## [WHAT IS REQUIRED]
Filter the records below, keeping only lines with the string "name".

-------- RECORDS SHOWN --------

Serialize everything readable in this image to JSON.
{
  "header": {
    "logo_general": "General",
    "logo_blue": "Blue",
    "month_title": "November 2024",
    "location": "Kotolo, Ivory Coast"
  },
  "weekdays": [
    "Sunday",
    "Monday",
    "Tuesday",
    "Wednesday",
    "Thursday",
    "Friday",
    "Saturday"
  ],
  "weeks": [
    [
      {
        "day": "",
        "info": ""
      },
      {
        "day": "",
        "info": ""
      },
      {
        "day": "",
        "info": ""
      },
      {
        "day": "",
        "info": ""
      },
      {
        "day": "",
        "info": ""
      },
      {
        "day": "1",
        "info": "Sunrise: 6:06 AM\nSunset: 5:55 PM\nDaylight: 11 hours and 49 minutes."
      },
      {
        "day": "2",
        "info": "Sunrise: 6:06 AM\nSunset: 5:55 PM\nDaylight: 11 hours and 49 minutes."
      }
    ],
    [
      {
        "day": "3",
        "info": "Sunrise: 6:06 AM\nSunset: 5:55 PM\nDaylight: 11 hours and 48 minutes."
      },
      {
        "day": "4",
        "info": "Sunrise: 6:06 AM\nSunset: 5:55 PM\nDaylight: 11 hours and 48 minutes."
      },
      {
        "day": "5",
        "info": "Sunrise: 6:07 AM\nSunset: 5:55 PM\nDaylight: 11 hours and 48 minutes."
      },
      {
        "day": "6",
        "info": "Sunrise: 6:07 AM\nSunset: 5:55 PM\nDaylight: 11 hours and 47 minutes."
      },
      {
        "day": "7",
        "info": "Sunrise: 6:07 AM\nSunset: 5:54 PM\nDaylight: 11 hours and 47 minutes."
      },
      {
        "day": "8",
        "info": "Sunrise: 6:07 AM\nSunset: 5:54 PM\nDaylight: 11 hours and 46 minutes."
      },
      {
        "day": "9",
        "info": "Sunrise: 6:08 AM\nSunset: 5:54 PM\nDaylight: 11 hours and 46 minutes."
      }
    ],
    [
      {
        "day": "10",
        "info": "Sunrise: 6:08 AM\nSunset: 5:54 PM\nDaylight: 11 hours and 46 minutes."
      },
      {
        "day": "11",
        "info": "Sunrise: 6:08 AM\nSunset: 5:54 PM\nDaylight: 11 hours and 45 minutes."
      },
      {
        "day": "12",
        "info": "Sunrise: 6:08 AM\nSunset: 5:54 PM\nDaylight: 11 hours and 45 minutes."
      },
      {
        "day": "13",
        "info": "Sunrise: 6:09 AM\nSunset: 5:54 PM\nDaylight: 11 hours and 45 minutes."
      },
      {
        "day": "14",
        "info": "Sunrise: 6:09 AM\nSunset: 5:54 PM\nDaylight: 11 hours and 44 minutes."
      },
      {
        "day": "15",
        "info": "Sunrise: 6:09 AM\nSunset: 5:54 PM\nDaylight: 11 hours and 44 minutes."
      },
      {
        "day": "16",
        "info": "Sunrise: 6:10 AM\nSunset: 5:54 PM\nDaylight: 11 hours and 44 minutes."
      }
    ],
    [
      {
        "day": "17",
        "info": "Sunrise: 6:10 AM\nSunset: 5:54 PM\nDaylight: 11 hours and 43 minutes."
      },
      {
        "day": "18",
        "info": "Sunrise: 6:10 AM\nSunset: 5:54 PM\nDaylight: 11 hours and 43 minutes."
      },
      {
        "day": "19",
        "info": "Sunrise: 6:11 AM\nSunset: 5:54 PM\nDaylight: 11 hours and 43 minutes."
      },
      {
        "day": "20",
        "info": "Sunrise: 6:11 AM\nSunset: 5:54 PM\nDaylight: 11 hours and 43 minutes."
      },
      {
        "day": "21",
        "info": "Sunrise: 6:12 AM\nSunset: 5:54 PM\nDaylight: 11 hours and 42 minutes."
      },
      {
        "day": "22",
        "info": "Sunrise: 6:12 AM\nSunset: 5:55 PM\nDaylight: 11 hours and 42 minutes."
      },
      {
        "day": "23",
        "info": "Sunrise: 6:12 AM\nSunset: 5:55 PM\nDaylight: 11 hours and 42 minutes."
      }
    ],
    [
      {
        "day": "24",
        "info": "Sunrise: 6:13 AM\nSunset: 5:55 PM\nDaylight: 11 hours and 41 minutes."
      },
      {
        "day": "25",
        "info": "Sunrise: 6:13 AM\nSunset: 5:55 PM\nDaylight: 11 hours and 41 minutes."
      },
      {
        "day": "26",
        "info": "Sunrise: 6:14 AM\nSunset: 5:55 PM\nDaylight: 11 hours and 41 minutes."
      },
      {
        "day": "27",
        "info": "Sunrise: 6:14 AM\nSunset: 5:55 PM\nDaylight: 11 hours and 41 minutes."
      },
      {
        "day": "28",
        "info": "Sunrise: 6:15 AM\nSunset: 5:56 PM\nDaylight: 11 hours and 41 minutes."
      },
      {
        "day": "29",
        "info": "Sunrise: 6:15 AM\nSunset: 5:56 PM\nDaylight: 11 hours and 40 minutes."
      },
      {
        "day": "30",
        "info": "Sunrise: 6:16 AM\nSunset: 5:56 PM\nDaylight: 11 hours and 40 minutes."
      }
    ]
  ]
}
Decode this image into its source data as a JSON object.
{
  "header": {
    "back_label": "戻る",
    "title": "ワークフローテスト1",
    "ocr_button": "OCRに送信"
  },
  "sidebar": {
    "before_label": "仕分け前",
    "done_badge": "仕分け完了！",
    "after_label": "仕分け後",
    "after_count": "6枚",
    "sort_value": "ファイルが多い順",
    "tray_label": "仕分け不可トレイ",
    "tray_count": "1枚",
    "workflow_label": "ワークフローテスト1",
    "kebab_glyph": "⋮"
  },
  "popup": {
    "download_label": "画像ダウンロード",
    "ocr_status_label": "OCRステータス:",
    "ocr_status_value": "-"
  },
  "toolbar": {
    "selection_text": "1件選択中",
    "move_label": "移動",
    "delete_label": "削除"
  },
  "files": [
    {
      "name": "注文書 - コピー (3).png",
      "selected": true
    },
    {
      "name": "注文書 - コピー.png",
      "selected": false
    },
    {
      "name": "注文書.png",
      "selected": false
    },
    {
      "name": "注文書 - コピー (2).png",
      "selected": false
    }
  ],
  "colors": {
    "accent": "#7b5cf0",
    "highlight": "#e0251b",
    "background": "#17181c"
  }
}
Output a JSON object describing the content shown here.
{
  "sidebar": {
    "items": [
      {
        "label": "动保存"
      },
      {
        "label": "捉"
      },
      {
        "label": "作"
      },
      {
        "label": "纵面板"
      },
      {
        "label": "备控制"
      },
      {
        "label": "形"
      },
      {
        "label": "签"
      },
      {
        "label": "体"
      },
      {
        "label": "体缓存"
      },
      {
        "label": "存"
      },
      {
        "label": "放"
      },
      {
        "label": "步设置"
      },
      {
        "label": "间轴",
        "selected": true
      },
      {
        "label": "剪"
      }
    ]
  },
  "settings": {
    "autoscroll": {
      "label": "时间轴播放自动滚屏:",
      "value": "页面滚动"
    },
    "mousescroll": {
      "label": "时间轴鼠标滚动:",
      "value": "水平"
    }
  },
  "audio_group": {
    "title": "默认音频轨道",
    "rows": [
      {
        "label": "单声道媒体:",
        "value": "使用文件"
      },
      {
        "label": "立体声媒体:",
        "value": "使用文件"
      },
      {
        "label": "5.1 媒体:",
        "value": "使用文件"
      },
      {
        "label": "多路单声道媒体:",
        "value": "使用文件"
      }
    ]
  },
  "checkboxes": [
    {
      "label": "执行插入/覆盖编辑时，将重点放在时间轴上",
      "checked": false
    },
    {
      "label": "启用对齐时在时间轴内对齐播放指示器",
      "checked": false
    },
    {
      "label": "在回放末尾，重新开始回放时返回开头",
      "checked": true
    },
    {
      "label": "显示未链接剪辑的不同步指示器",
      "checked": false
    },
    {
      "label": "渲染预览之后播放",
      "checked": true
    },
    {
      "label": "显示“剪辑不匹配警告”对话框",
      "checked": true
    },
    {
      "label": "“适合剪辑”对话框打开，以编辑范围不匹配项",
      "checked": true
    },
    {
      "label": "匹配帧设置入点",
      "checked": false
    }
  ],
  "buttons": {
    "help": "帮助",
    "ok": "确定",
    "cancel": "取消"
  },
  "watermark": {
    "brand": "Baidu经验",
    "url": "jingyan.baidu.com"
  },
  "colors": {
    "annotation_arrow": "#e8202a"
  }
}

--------

## [RESPONSE TO THE EXERCISE]
      "name": "注文書 - コピー (3).png",
      "name": "注文書 - コピー.png",
      "name": "注文書.png",
      "name": "注文書 - コピー (2).png",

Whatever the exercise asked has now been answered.